(4) We advised Joe Biden not to run for the Democratic nomination. He agreed. We were heart-broken.
(5) While the US couldn’t see the forest for the trees, China made a deal to supply nuclear power to yet another new ally: Great Britain! Is anyone in government or private enterprise in this country at all concerned that wherever Mr. Xi goes, he brings treats for the natives? International influence, it seems, is still for sale (as we’ve always known), but we’re no longer in the heat of the marketplace.
(6) Approximately twenty people in Texas, who may or may not have believed in Climate Change, died in massive floods. Others, in California, died in mudslides.
(7) Mr. Putin welcomed the bloody dictator of Syria for a brief holiday while thousands of Syrians invaded Europe seeking asylum and food.
(8) John Kerry announced, once again, a trip to the MidEast. We didn’t have to read further.
(9) Former senator Jim Webb dropped out of the Democratic race for the nomination. Not particularly endearing, he was, and is, a solid, thoughtful voice and presence and might have been useful in a Democratic administration.
(10) Once again, our dedicated Secret Service discovered team-members asleep on the job.
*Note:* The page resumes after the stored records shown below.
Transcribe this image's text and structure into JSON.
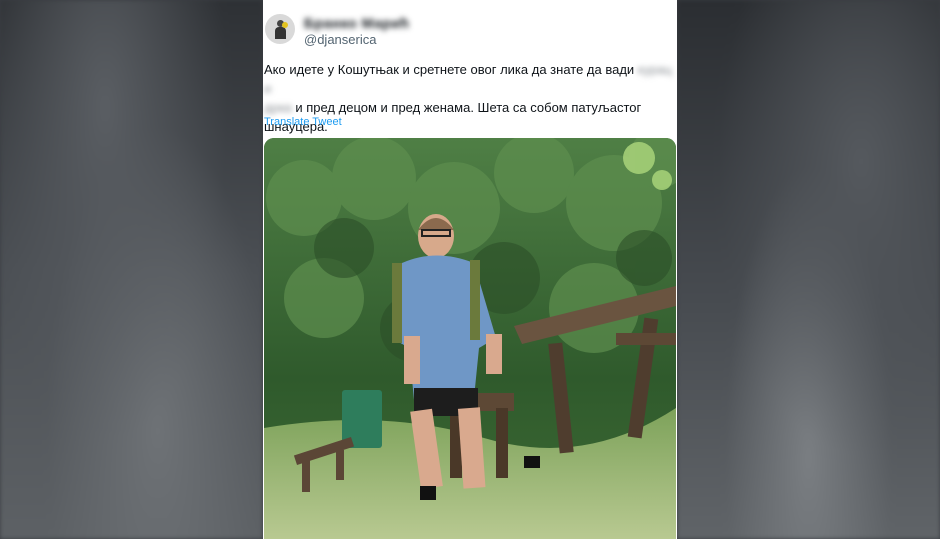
{
  "tweet": {
    "display_name": "Бранко Марић",
    "handle": "@djanserica",
    "text_part1": "Ако идете у Кошутњак и сретнете овог лика да знате да вади ",
    "text_blurred1": "курац и",
    "text_blurred2": "дркa",
    "text_part2": " и пред децом и пред женама. Шета са собом патуљастог шнауцера.",
    "translate_label": "Translate Tweet"
  },
  "media": {
    "description_icon": "photo-icon"
  },
  "colors": {
    "link": "#1d9bf0",
    "text": "#0f1419",
    "muted": "#536471"
  }
}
(11) Amazingly, someone – the President? The C.I.A., the Special forces? – organized a rescue mission in Iraq, saving the lives of a reputed seventy ISIS prisoners while losing one American serviceman.
(12) Lindsey Graham eked out an appearance on next week’s Republican debate.
(13) Jeb Bush, trying to scale Everest, defended his brother’s deeds and actions in the second Iraq war. This did not push his poll numbers upwards.
(14) Canada took a leap into the future.
(15) There was no mass murder at any US school this past week, yet.
(16) Doctors have managed once more to confuse women across the country by changing their advice on when and how often to get mammograms.
(17) The Chicago Cubs did not make the World Series.
(18) Zimbabwe’s president Robert Mugabe received the Confucius Peace Prize, the Chinese counterpart to the Nobel.
Which leads us to ask, along with the Times’ David Brooks, why anyone in his or her right mind would want to be president of the United States? Could Bernie Sanders really be the idealist he appears and make a difference?